PROBLEM REQUIREMENTS
From the records below, work out how many lines contain "icon". Reply with that number alone.

EXCERPTED RECORDS

--------------------------------------------------

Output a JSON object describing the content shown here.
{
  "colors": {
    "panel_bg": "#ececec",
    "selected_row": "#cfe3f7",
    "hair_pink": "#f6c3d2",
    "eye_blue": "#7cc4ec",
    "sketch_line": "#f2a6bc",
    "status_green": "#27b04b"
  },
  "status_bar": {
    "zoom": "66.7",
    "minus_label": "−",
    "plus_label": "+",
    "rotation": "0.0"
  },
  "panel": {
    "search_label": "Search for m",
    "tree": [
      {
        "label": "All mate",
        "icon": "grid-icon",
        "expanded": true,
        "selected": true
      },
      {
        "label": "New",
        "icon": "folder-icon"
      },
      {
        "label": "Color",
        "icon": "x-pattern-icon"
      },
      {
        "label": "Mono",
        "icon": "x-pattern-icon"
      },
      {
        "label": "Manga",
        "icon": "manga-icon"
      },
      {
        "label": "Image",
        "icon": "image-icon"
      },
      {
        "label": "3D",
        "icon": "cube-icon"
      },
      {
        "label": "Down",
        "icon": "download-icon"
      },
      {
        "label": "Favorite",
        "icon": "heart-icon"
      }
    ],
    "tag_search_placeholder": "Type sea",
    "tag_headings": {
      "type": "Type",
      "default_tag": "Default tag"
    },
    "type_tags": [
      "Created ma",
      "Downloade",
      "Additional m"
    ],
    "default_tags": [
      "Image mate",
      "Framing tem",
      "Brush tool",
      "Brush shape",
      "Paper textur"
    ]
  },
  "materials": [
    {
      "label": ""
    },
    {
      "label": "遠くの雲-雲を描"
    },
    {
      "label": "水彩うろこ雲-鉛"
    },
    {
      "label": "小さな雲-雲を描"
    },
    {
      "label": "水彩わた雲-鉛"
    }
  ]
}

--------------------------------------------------

REPLY
9